START Data

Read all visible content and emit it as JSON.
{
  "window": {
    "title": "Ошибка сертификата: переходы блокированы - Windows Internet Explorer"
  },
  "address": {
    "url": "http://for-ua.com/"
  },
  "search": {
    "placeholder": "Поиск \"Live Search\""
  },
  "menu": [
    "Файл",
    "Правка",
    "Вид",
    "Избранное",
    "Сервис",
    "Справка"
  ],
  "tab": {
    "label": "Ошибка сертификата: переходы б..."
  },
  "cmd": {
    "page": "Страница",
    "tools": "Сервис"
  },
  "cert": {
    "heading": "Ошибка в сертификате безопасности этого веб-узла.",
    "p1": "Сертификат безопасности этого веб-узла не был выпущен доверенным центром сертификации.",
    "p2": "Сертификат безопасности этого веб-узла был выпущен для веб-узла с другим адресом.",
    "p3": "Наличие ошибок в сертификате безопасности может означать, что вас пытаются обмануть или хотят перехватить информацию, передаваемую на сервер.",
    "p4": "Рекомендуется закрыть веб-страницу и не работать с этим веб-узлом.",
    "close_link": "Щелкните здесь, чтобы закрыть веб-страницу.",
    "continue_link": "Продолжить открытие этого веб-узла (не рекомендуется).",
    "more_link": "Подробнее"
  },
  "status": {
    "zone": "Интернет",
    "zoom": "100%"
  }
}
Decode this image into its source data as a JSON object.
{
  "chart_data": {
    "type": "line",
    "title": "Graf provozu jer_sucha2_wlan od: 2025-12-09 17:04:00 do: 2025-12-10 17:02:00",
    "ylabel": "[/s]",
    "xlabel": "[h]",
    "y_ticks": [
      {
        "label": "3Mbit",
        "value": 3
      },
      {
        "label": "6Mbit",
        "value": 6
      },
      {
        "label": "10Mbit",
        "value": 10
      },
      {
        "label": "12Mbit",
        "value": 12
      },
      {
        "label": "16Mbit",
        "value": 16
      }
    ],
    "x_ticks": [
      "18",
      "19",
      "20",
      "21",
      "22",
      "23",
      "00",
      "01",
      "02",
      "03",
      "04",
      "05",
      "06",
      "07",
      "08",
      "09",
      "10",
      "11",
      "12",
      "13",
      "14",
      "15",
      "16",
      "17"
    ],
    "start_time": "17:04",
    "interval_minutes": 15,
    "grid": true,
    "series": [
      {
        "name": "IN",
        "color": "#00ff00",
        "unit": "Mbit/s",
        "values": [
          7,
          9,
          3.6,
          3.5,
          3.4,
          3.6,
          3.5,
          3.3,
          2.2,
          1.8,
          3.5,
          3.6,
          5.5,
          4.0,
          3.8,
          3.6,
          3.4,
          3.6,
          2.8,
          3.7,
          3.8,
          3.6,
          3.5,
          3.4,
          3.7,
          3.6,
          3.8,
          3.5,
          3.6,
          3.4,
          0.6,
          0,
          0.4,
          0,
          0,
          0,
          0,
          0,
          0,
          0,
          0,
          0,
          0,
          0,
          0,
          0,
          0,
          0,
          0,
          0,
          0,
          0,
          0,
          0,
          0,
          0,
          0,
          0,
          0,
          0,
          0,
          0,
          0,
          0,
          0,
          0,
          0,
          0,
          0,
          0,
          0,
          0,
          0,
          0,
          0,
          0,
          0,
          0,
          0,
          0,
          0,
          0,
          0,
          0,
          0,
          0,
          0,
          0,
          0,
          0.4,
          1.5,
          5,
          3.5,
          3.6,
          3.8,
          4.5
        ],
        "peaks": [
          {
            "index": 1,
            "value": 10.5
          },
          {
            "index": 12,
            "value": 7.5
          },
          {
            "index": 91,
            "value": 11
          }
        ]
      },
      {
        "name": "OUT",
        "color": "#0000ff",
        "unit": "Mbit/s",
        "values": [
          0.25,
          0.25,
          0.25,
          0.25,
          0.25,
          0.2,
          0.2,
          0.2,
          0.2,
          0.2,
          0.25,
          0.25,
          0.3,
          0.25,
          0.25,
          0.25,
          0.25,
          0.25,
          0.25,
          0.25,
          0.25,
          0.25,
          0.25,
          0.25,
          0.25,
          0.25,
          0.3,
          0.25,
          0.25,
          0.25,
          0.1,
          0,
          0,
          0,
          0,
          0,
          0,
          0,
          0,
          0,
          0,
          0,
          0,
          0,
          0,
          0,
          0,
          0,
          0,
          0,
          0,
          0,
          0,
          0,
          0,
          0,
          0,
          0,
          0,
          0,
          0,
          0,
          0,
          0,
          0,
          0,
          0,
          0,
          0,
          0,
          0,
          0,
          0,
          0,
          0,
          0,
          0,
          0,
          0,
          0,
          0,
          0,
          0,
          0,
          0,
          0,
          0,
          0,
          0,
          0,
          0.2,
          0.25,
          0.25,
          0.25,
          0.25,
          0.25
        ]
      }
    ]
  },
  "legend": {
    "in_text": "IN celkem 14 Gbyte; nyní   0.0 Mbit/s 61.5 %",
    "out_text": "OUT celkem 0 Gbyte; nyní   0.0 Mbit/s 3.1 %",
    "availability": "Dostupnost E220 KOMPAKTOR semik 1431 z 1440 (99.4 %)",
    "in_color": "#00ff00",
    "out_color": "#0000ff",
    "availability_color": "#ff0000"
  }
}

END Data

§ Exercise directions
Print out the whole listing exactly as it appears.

§ Result for this task
Read all visible content and emit it as JSON.
{
  "window": {
    "title": "Ошибка сертификата: переходы блокированы - Windows Internet Explorer"
  },
  "address": {
    "url": "http://for-ua.com/"
  },
  "search": {
    "placeholder": "Поиск \"Live Search\""
  },
  "menu": [
    "Файл",
    "Правка",
    "Вид",
    "Избранное",
    "Сервис",
    "Справка"
  ],
  "tab": {
    "label": "Ошибка сертификата: переходы б..."
  },
  "cmd": {
    "page": "Страница",
    "tools": "Сервис"
  },
  "cert": {
    "heading": "Ошибка в сертификате безопасности этого веб-узла.",
    "p1": "Сертификат безопасности этого веб-узла не был выпущен доверенным центром сертификации.",
    "p2": "Сертификат безопасности этого веб-узла был выпущен для веб-узла с другим адресом.",
    "p3": "Наличие ошибок в сертификате безопасности может означать, что вас пытаются обмануть или хотят перехватить информацию, передаваемую на сервер.",
    "p4": "Рекомендуется закрыть веб-страницу и не работать с этим веб-узлом.",
    "close_link": "Щелкните здесь, чтобы закрыть веб-страницу.",
    "continue_link": "Продолжить открытие этого веб-узла (не рекомендуется).",
    "more_link": "Подробнее"
  },
  "status": {
    "zone": "Интернет",
    "zoom": "100%"
  }
}
Decode this image into its source data as a JSON object.
{
  "chart_data": {
    "type": "line",
    "title": "Graf provozu jer_sucha2_wlan od: 2025-12-09 17:04:00 do: 2025-12-10 17:02:00",
    "ylabel": "[/s]",
    "xlabel": "[h]",
    "y_ticks": [
      {
        "label": "3Mbit",
        "value": 3
      },
      {
        "label": "6Mbit",
        "value": 6
      },
      {
        "label": "10Mbit",
        "value": 10
      },
      {
        "label": "12Mbit",
        "value": 12
      },
      {
        "label": "16Mbit",
        "value": 16
      }
    ],
    "x_ticks": [
      "18",
      "19",
      "20",
      "21",
      "22",
      "23",
      "00",
      "01",
      "02",
      "03",
      "04",
      "05",
      "06",
      "07",
      "08",
      "09",
      "10",
      "11",
      "12",
      "13",
      "14",
      "15",
      "16",
      "17"
    ],
    "start_time": "17:04",
    "interval_minutes": 15,
    "grid": true,
    "series": [
      {
        "name": "IN",
        "color": "#00ff00",
        "unit": "Mbit/s",
        "values": [
          7,
          9,
          3.6,
          3.5,
          3.4,
          3.6,
          3.5,
          3.3,
          2.2,
          1.8,
          3.5,
          3.6,
          5.5,
          4.0,
          3.8,
          3.6,
          3.4,
          3.6,
          2.8,
          3.7,
          3.8,
          3.6,
          3.5,
          3.4,
          3.7,
          3.6,
          3.8,
          3.5,
          3.6,
          3.4,
          0.6,
          0,
          0.4,
          0,
          0,
          0,
          0,
          0,
          0,
          0,
          0,
          0,
          0,
          0,
          0,
          0,
          0,
          0,
          0,
          0,
          0,
          0,
          0,
          0,
          0,
          0,
          0,
          0,
          0,
          0,
          0,
          0,
          0,
          0,
          0,
          0,
          0,
          0,
          0,
          0,
          0,
          0,
          0,
          0,
          0,
          0,
          0,
          0,
          0,
          0,
          0,
          0,
          0,
          0,
          0,
          0,
          0,
          0,
          0,
          0.4,
          1.5,
          5,
          3.5,
          3.6,
          3.8,
          4.5
        ],
        "peaks": [
          {
            "index": 1,
            "value": 10.5
          },
          {
            "index": 12,
            "value": 7.5
          },
          {
            "index": 91,
            "value": 11
          }
        ]
      },
      {
        "name": "OUT",
        "color": "#0000ff",
        "unit": "Mbit/s",
        "values": [
          0.25,
          0.25,
          0.25,
          0.25,
          0.25,
          0.2,
          0.2,
          0.2,
          0.2,
          0.2,
          0.25,
          0.25,
          0.3,
          0.25,
          0.25,
          0.25,
          0.25,
          0.25,
          0.25,
          0.25,
          0.25,
          0.25,
          0.25,
          0.25,
          0.25,
          0.25,
          0.3,
          0.25,
          0.25,
          0.25,
          0.1,
          0,
          0,
          0,
          0,
          0,
          0,
          0,
          0,
          0,
          0,
          0,
          0,
          0,
          0,
          0,
          0,
          0,
          0,
          0,
          0,
          0,
          0,
          0,
          0,
          0,
          0,
          0,
          0,
          0,
          0,
          0,
          0,
          0,
          0,
          0,
          0,
          0,
          0,
          0,
          0,
          0,
          0,
          0,
          0,
          0,
          0,
          0,
          0,
          0,
          0,
          0,
          0,
          0,
          0,
          0,
          0,
          0,
          0,
          0,
          0.2,
          0.25,
          0.25,
          0.25,
          0.25,
          0.25
        ]
      }
    ]
  },
  "legend": {
    "in_text": "IN celkem 14 Gbyte; nyní   0.0 Mbit/s 61.5 %",
    "out_text": "OUT celkem 0 Gbyte; nyní   0.0 Mbit/s 3.1 %",
    "availability": "Dostupnost E220 KOMPAKTOR semik 1431 z 1440 (99.4 %)",
    "in_color": "#00ff00",
    "out_color": "#0000ff",
    "availability_color": "#ff0000"
  }
}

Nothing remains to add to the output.